══ Data listing

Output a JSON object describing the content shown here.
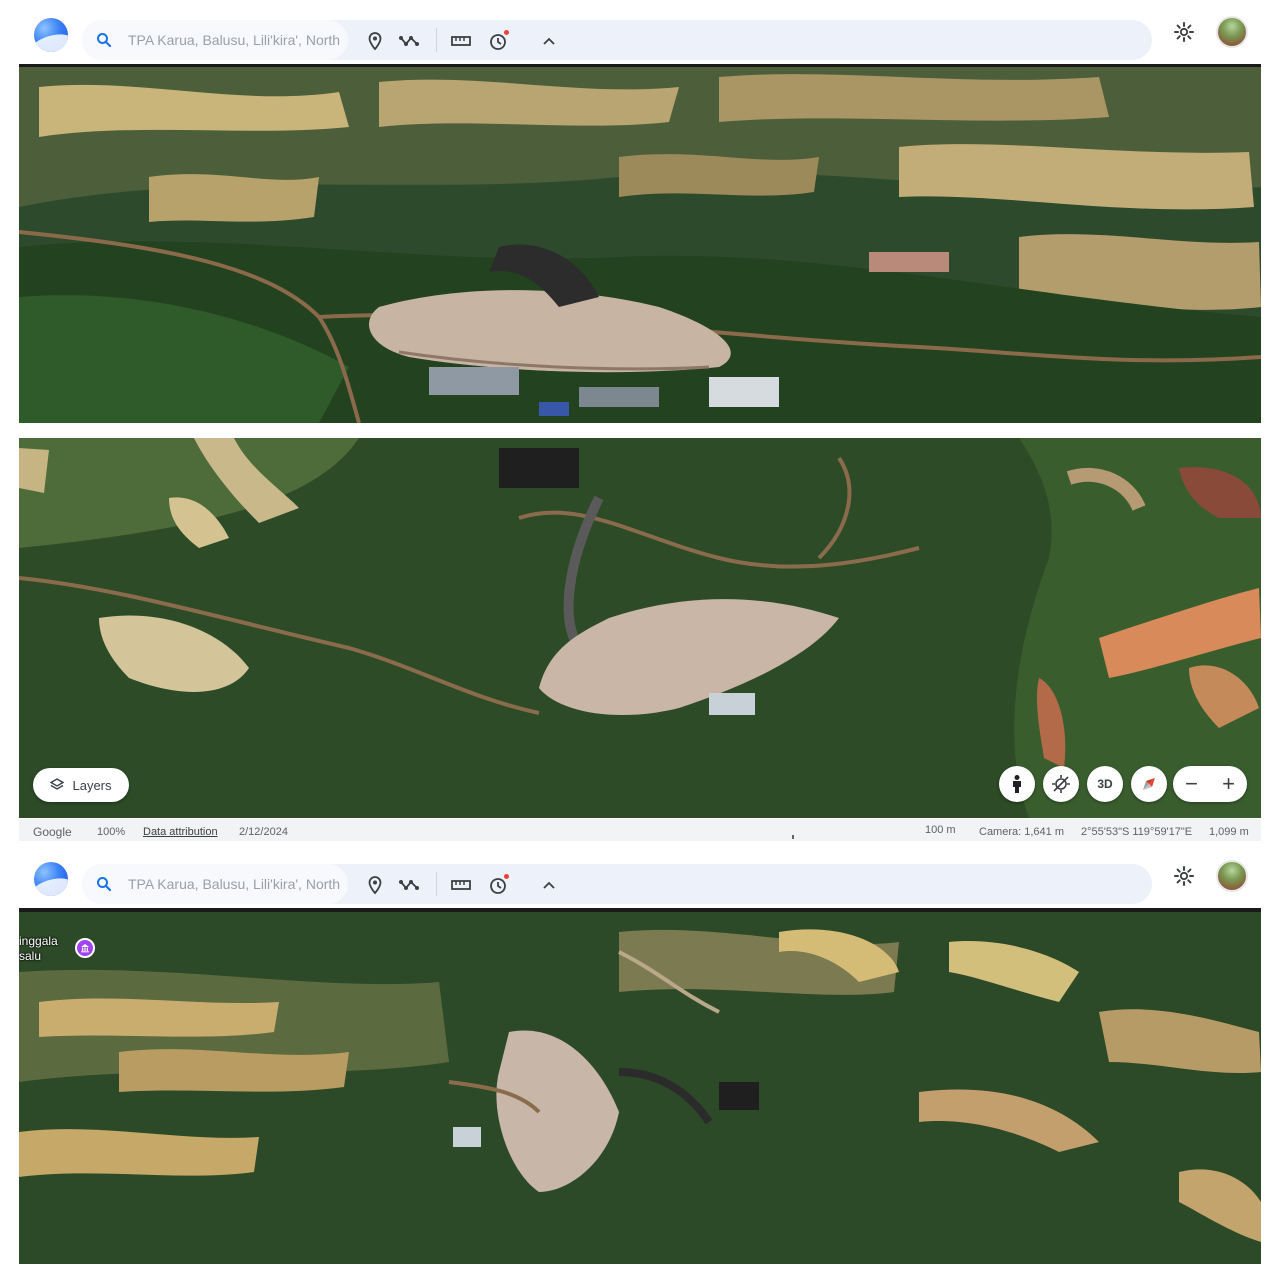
{
  "toolbar": {
    "search_value": "TPA Karua, Balusu, Lili'kira', North",
    "icons": [
      "search-icon",
      "place-pin-icon",
      "path-icon",
      "ruler-icon",
      "history-icon",
      "chevron-up-icon",
      "gear-icon"
    ],
    "accent": "#1a73e8"
  },
  "map_controls": {
    "layers_label": "Layers",
    "view_3d_label": "3D",
    "zoom_out_label": "−",
    "zoom_in_label": "+"
  },
  "status_bar": {
    "brand": "Google",
    "zoom_level": "100%",
    "attribution": "Data attribution",
    "imagery_date": "2/12/2024",
    "scale": "100 m",
    "camera": "Camera: 1,641 m",
    "coordinates": "2°55'53\"S 119°59'17\"E",
    "elevation": "1,099 m"
  },
  "place_label": {
    "line1": "inggala",
    "line2": "salu",
    "pin_icon": "museum-icon",
    "pin_color": "#a142f4"
  }
}
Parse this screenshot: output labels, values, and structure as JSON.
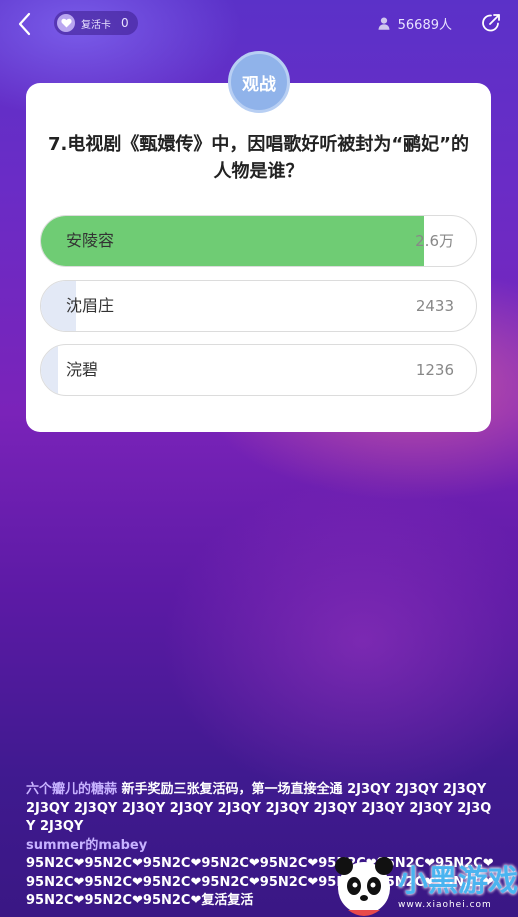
{
  "header": {
    "revive_label": "复活卡",
    "revive_count": "0",
    "viewer_count": "56689人"
  },
  "badge": {
    "label": "观战"
  },
  "question": {
    "line1": "7.电视剧《甄嬛传》中，因唱歌好听被封为“鹂妃”的",
    "line2": "人物是谁？"
  },
  "options": [
    {
      "name": "安陵容",
      "count": "2.6万",
      "share": 0.88,
      "color": "#6fcc74",
      "correct": true
    },
    {
      "name": "沈眉庄",
      "count": "2433",
      "share": 0.08,
      "color": "#e3e9f6",
      "correct": false
    },
    {
      "name": "浣碧",
      "count": "1236",
      "share": 0.04,
      "color": "#e3e9f6",
      "correct": false
    }
  ],
  "chat": [
    {
      "user": "六个瓣儿的糖蒜",
      "text": "新手奖励三张复活码，第一场直接全通 2J3QY 2J3QY 2J3QY 2J3QY 2J3QY 2J3QY 2J3QY 2J3QY 2J3QY 2J3QY 2J3QY 2J3QY 2J3QY 2J3QY"
    },
    {
      "user": "summer的mabey",
      "text": "95N2C❤95N2C❤95N2C❤95N2C❤95N2C❤95N2C❤95N2C❤95N2C❤95N2C❤95N2C❤95N2C❤95N2C❤95N2C❤95N2C❤95N2C❤95N2C❤95N2C❤95N2C❤95N2C❤复活复活"
    }
  ],
  "watermark": {
    "text": "小黑游戏",
    "url": "www.xiaohei.com"
  },
  "colors": {
    "accent_green": "#6fcc74",
    "badge_blue": "#90b3ea",
    "username": "#c7b2ff"
  }
}
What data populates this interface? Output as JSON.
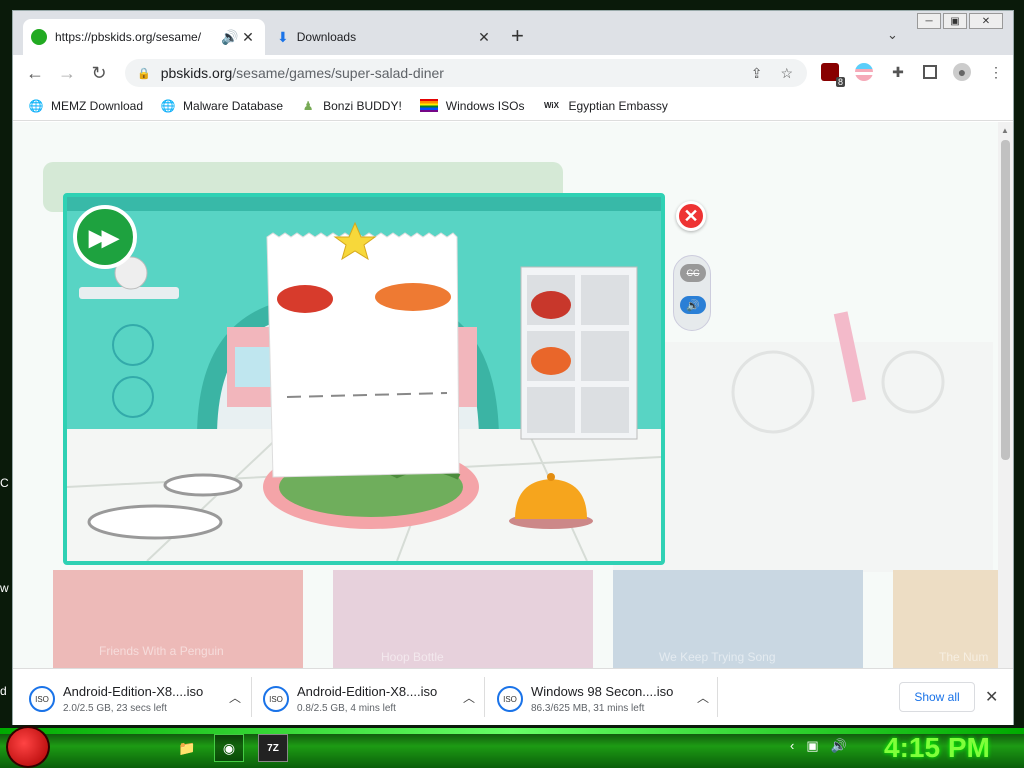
{
  "window": {
    "min": "─",
    "max": "▣",
    "close": "✕"
  },
  "tabs": [
    {
      "title": "https://pbskids.org/sesame/",
      "audio": "🔊",
      "close": "✕"
    },
    {
      "title": "Downloads",
      "close": "✕"
    }
  ],
  "new_tab": "+",
  "tab_search": "⌄",
  "nav": {
    "back": "←",
    "forward": "→",
    "reload": "↻"
  },
  "address": {
    "host": "pbskids.org",
    "path": "/sesame/games/super-salad-diner"
  },
  "omni_actions": {
    "share": "⇪",
    "star": "☆"
  },
  "extensions": {
    "badge": "8"
  },
  "bookmarks": [
    {
      "label": "MEMZ Download",
      "icon": "globe-icon"
    },
    {
      "label": "Malware Database",
      "icon": "globe-icon"
    },
    {
      "label": "Bonzi BUDDY!",
      "icon": "bonzi-icon"
    },
    {
      "label": "Windows ISOs",
      "icon": "rainbow-flag-icon"
    },
    {
      "label": "Egyptian Embassy",
      "icon": "wix-icon",
      "icon_text": "WiX"
    }
  ],
  "game": {
    "close": "✕",
    "cc": "CC",
    "sound": "🔊",
    "skip": "▶▶"
  },
  "background_tiles": [
    "Friends With a Penguin",
    "Hoop Bottle",
    "We Keep Trying Song",
    "The Num"
  ],
  "downloads": [
    {
      "name": "Android-Edition-X8....iso",
      "status": "2.0/2.5 GB, 23 secs left",
      "icon": "ISO"
    },
    {
      "name": "Android-Edition-X8....iso",
      "status": "0.8/2.5 GB, 4 mins left",
      "icon": "ISO"
    },
    {
      "name": "Windows 98 Secon....iso",
      "status": "86.3/625 MB, 31 mins left",
      "icon": "ISO"
    }
  ],
  "downloads_show_all": "Show all",
  "downloads_close": "✕",
  "taskbar": {
    "clock": "4:15 PM",
    "app_winrar": "7Z"
  },
  "side_chars": [
    "C",
    "w",
    "d"
  ]
}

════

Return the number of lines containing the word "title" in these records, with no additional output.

2